GHS is Dom’s second studio album off his indie label, Other People’s Money, and the ambitious MC has no plans on stopping anytime soon. He has put out an impressive catalogue of work since his 2008 debut; seven mixtapes and two studio albums. The production on GHS is mostly produced by The Futuristics, which consists of laid-back neo funk-synth driven beats that you can drive around the city to. The album isn’t bar heavy but Dom’s straightforward style doesn’t call for that. In songs like Black Bentleys, Erica Pt. 2, and After School, Dom introspectively canvasses his philosophies and life experiences. The language in GHS is actually very simple but his mature perspectives provoke thought. In 17 he raps “Back when I was 17, I had a notion/That I would see the world across the ocean/My dad be workin’ hard but he got no promotion/And he there every day, that’s devotion.”
Get Home Safely is exactly what it sounds like. It’s not as overt as the film The Hangover but the undertone of GHS illustrates the alluring reality of living the fast life in L.A. Dom Kennedy’s life is one big party. GHS is a celebratory album to life, grinding, and having fun.

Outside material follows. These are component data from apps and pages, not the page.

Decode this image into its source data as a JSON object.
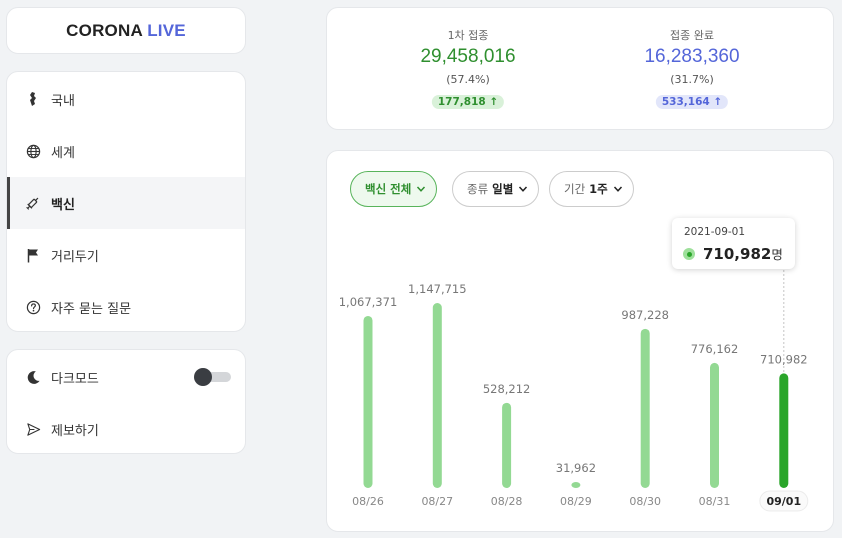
{
  "logo": {
    "part1": "CORONA ",
    "part2": "LIVE"
  },
  "nav": [
    {
      "label": "국내"
    },
    {
      "label": "세계"
    },
    {
      "label": "백신"
    },
    {
      "label": "거리두기"
    },
    {
      "label": "자주 묻는 질문"
    }
  ],
  "settings": {
    "darkmode_label": "다크모드",
    "report_label": "제보하기",
    "darkmode_on": false
  },
  "stats": {
    "first": {
      "title": "1차 접종",
      "value": "29,458,016",
      "pct": "(57.4%)",
      "delta": "177,818"
    },
    "full": {
      "title": "접종 완료",
      "value": "16,283,360",
      "pct": "(31.7%)",
      "delta": "533,164"
    }
  },
  "filters": {
    "vaccine": "백신 전체",
    "kind_label": "종류",
    "kind_value": "일별",
    "period_label": "기간",
    "period_value": "1주"
  },
  "tooltip": {
    "date": "2021-09-01",
    "value": "710,982",
    "unit": "명"
  },
  "colors": {
    "bar": "#93d993",
    "bar_active": "#2aa52a",
    "first_accent": "#2f8f2f",
    "full_accent": "#5466d9"
  },
  "chart_data": {
    "type": "bar",
    "categories": [
      "08/26",
      "08/27",
      "08/28",
      "08/29",
      "08/30",
      "08/31",
      "09/01"
    ],
    "values": [
      1067371,
      1147715,
      528212,
      31962,
      987228,
      776162,
      710982
    ],
    "value_labels": [
      "1,067,371",
      "1,147,715",
      "528,212",
      "31,962",
      "987,228",
      "776,162",
      "710,982"
    ],
    "highlighted": "09/01"
  }
}
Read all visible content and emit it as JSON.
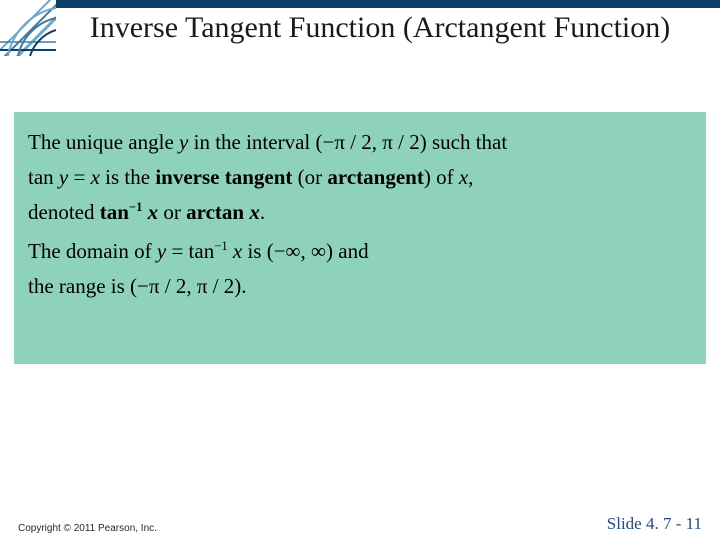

With the west coast experiencing a long awaited renaissance, Dom Kennedy’s footprints stand firmly cemented in this new era of fresh coast MCs.
© Copyright Eddie Savoy Bailey III, 2013
Written by: Eddie Bailey of The Savoy Media Group
Twitter @BttleRapHistory & @SavoyMediaGroup